The Mwaluganje elephant sanctuary is located on the South Coast of Mombasa, Kenya. Its landscape is diverse, ranging from dry baobab bush land to moist deciduous forest on the hills and bush riverine forest along the streams. But this idyllic setting was the scene of serious human animals’ conflict. On the one hand were the elephants that used the area as a corridor between Tsavo national park and the shimba hills national reserve and on the other hand were the farmers who relied on the land for their subsistence farming. This all too-common conflict has now been resolved into a mutualistic relationship with both parties deriving benefit.
The sanctuary has been billed as a unique success story and a show case for Kenya.
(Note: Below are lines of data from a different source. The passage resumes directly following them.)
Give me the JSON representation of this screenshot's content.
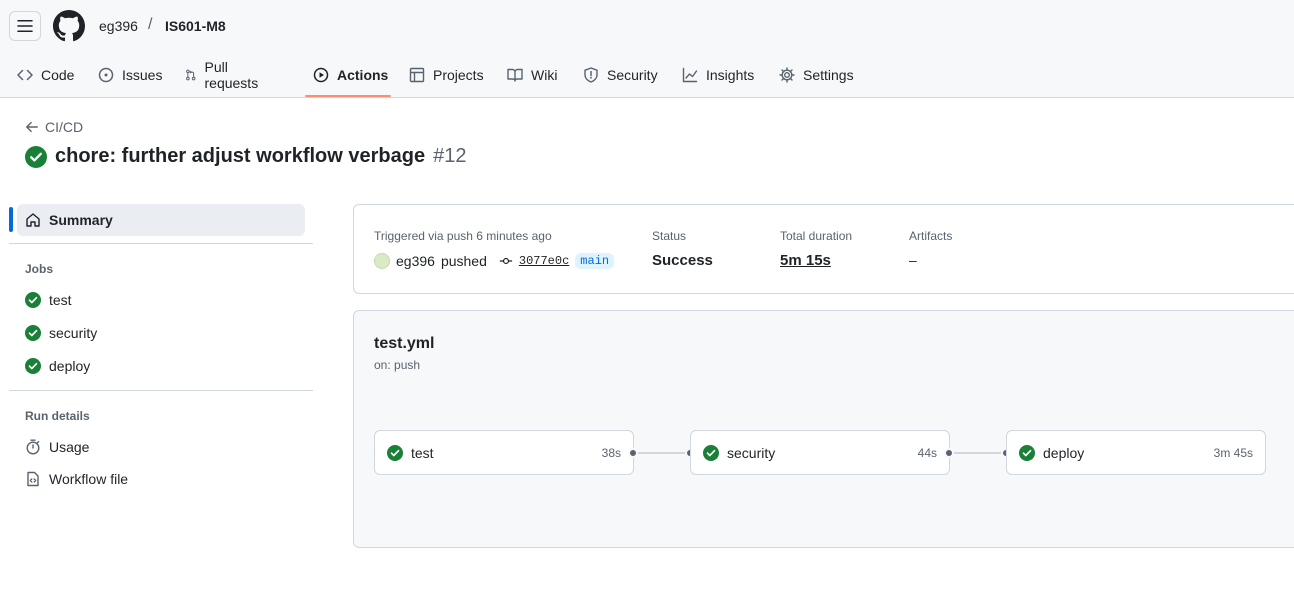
{
  "header": {
    "owner": "eg396",
    "separator": "/",
    "repo": "IS601-M8"
  },
  "nav": [
    {
      "label": "Code",
      "icon": "code-icon"
    },
    {
      "label": "Issues",
      "icon": "issue-icon"
    },
    {
      "label": "Pull requests",
      "icon": "pull-request-icon"
    },
    {
      "label": "Actions",
      "icon": "play-icon",
      "active": true
    },
    {
      "label": "Projects",
      "icon": "table-icon"
    },
    {
      "label": "Wiki",
      "icon": "book-icon"
    },
    {
      "label": "Security",
      "icon": "shield-icon"
    },
    {
      "label": "Insights",
      "icon": "graph-icon"
    },
    {
      "label": "Settings",
      "icon": "gear-icon"
    }
  ],
  "run": {
    "back_label": "CI/CD",
    "title": "chore: further adjust workflow verbage",
    "number": "#12"
  },
  "sidebar": {
    "summary_label": "Summary",
    "jobs_heading": "Jobs",
    "jobs": [
      "test",
      "security",
      "deploy"
    ],
    "run_details_heading": "Run details",
    "usage_label": "Usage",
    "workflow_file_label": "Workflow file"
  },
  "summary": {
    "triggered_label": "Triggered via push 6 minutes ago",
    "actor": "eg396",
    "action": "pushed",
    "sha": "3077e0c",
    "branch": "main",
    "status_label": "Status",
    "status_value": "Success",
    "duration_label": "Total duration",
    "duration_value": "5m 15s",
    "artifacts_label": "Artifacts",
    "artifacts_value": "–"
  },
  "workflow": {
    "file": "test.yml",
    "trigger": "on: push",
    "jobs": [
      {
        "name": "test",
        "duration": "38s"
      },
      {
        "name": "security",
        "duration": "44s"
      },
      {
        "name": "deploy",
        "duration": "3m 45s"
      }
    ]
  },
  "colors": {
    "success": "#1a7f37",
    "accent": "#0969da",
    "nav_underline": "#fd8c73"
  }
}
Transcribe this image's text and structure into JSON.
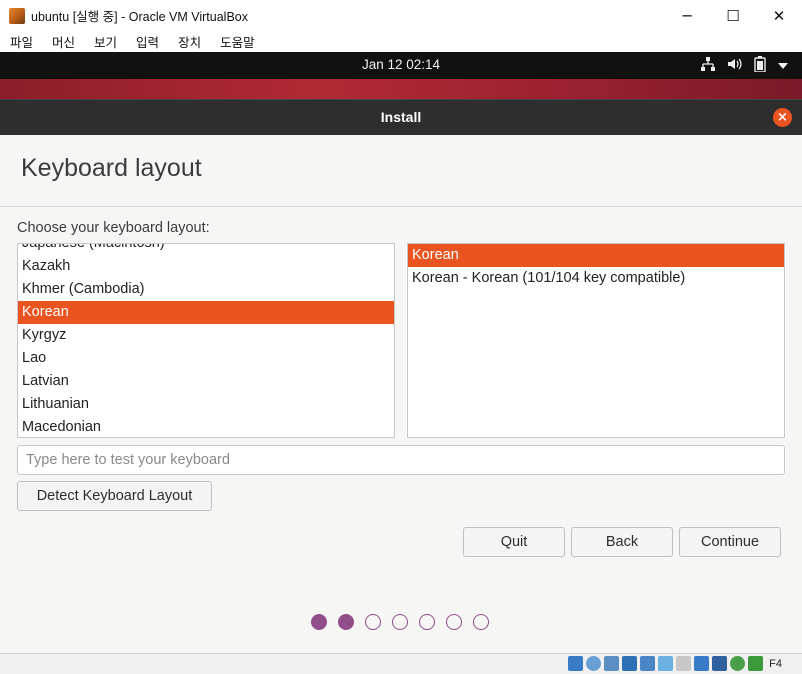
{
  "window": {
    "title": "ubuntu [실행 중] - Oracle VM VirtualBox",
    "minimize": "─",
    "maximize": "☐",
    "close": "✕"
  },
  "menu": [
    "파일",
    "머신",
    "보기",
    "입력",
    "장치",
    "도움말"
  ],
  "topbar": {
    "clock": "Jan 12  02:14",
    "icons": [
      "network-icon",
      "volume-icon",
      "battery-icon",
      "menu-arrow-icon"
    ]
  },
  "installer": {
    "title": "Install",
    "page_title": "Keyboard layout",
    "prompt": "Choose your keyboard layout:",
    "layouts": [
      "Kazakh",
      "Khmer (Cambodia)",
      "Korean",
      "Kyrgyz",
      "Lao",
      "Latvian",
      "Lithuanian",
      "Macedonian"
    ],
    "layout_above_partial": "Japanese (Macintosh)",
    "selected_layout": "Korean",
    "variants": [
      "Korean",
      "Korean - Korean (101/104 key compatible)"
    ],
    "selected_variant": "Korean",
    "test_placeholder": "Type here to test your keyboard",
    "detect_button": "Detect Keyboard Layout",
    "quit_button": "Quit",
    "back_button": "Back",
    "continue_button": "Continue",
    "progress": {
      "total_steps": 7,
      "completed_steps": 2
    }
  },
  "statusbar": {
    "host_key": "F4",
    "colors": {
      "accent": "#e95420",
      "progress": "#924d8b"
    }
  }
}
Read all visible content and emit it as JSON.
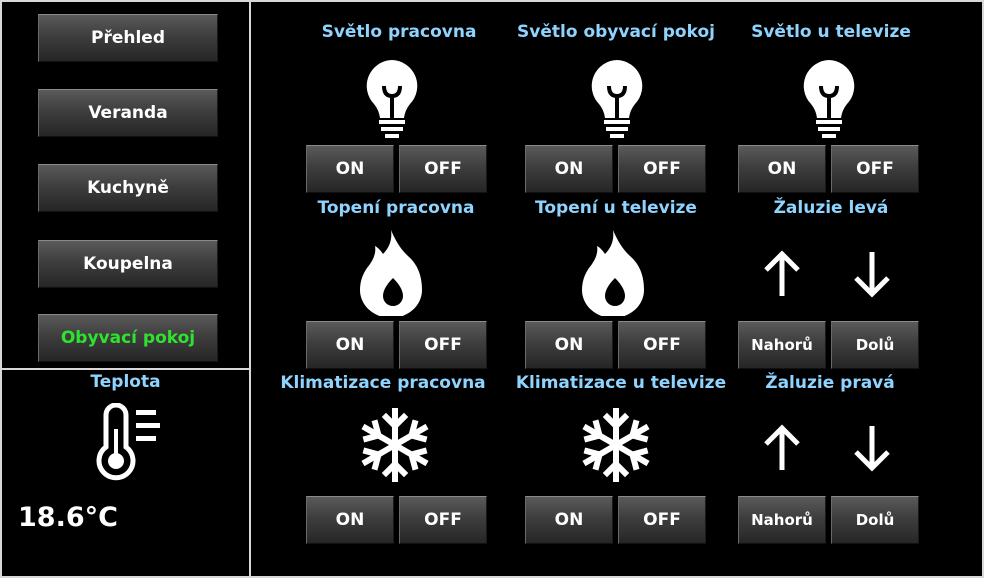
{
  "nav": [
    {
      "label": "Přehled"
    },
    {
      "label": "Veranda"
    },
    {
      "label": "Kuchyně"
    },
    {
      "label": "Koupelna"
    },
    {
      "label": "Obyvací pokoj",
      "active": true
    }
  ],
  "temperature": {
    "title": "Teplota",
    "value": "18.6°C",
    "icon": "thermometer-icon"
  },
  "devices": [
    {
      "name": "Světlo pracovna",
      "icon": "lightbulb-icon",
      "buttons": [
        "ON",
        "OFF"
      ]
    },
    {
      "name": "Světlo obyvací pokoj",
      "icon": "lightbulb-icon",
      "buttons": [
        "ON",
        "OFF"
      ]
    },
    {
      "name": "Světlo u televize",
      "icon": "lightbulb-icon",
      "buttons": [
        "ON",
        "OFF"
      ]
    },
    {
      "name": "Topení pracovna",
      "icon": "flame-icon",
      "buttons": [
        "ON",
        "OFF"
      ]
    },
    {
      "name": "Topení u televize",
      "icon": "flame-icon",
      "buttons": [
        "ON",
        "OFF"
      ]
    },
    {
      "name": "Žaluzie levá",
      "icon": "arrows-icon",
      "buttons": [
        "Nahorů",
        "Dolů"
      ]
    },
    {
      "name": "Klimatizace pracovna",
      "icon": "snowflake-icon",
      "buttons": [
        "ON",
        "OFF"
      ]
    },
    {
      "name": "Klimatizace u televize",
      "icon": "snowflake-icon",
      "buttons": [
        "ON",
        "OFF"
      ]
    },
    {
      "name": "Žaluzie pravá",
      "icon": "arrows-icon",
      "buttons": [
        "Nahorů",
        "Dolů"
      ]
    }
  ],
  "colors": {
    "label": "#8fd3ff",
    "active_nav": "#2fe22f",
    "background": "#000000"
  }
}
Farmers were brought together by KWS (Kenya Wildlife Service) and Eden wildlife trust and were persuaded to give up their land in this area to the elephants. The infrastructure was developed to include electrified boundary fence and the sanctuary was finally opened to the public in 1995 by then Director of KWS, Dr. David Western.
Currently there are 300 community members involved with the project and are instrumental in the daily running of the sanctuary. They share the annual profits (as compensation for not using their land) from tourism according to the number of acres of land that they gave up to the project.
Thus, the sanctuary was started with the following objectives:
To reduce human elephant conflict within the area.
To ensure that community members who gave their elephants benefit from project through ecotourism activities.
To conserve and Protect Wildlife.
Whenever you come to Mwaluganje you are helping a conservation minded community and supporting elephant conservation.
Mwaluganje Sanctuary is about 40km south of Mombasa by tarmac Road.